Every line with the string "estrategias" must be copied from the entries below.

(Data records for software interfaces)
★ ★ ★ ★ ★
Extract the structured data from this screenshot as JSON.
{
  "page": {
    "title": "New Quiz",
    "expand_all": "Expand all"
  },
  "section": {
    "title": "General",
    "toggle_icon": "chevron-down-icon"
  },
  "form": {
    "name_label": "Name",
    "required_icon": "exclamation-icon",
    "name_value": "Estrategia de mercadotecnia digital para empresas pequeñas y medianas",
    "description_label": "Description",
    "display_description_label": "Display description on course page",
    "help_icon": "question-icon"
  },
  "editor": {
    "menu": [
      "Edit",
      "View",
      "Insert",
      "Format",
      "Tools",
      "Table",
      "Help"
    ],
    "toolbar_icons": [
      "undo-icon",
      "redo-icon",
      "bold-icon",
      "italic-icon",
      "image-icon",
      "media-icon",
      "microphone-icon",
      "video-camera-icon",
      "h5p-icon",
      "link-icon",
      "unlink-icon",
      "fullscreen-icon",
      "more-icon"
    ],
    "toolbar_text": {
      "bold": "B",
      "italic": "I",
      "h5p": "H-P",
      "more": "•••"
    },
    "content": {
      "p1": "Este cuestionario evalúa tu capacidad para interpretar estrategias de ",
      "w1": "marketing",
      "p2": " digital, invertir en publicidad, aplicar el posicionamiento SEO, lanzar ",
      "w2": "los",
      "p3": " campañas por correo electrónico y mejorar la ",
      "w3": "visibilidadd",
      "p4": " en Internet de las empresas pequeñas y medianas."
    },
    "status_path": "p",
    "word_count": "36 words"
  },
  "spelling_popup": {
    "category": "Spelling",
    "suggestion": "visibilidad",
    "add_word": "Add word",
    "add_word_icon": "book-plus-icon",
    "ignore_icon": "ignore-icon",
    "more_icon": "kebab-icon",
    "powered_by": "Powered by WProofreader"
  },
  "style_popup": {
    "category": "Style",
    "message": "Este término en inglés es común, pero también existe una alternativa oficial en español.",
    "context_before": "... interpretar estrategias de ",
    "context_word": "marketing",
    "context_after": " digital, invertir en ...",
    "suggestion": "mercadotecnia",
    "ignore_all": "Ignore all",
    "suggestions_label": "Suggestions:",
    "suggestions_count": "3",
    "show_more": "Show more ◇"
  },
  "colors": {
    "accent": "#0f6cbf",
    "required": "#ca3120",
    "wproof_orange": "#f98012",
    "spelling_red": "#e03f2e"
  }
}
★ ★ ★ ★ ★
• _EXERCISE RESULT_:
      "p1": "Este cuestionario evalúa tu capacidad para interpretar estrategias de ",
    "context_before": "... interpretar estrategias de ",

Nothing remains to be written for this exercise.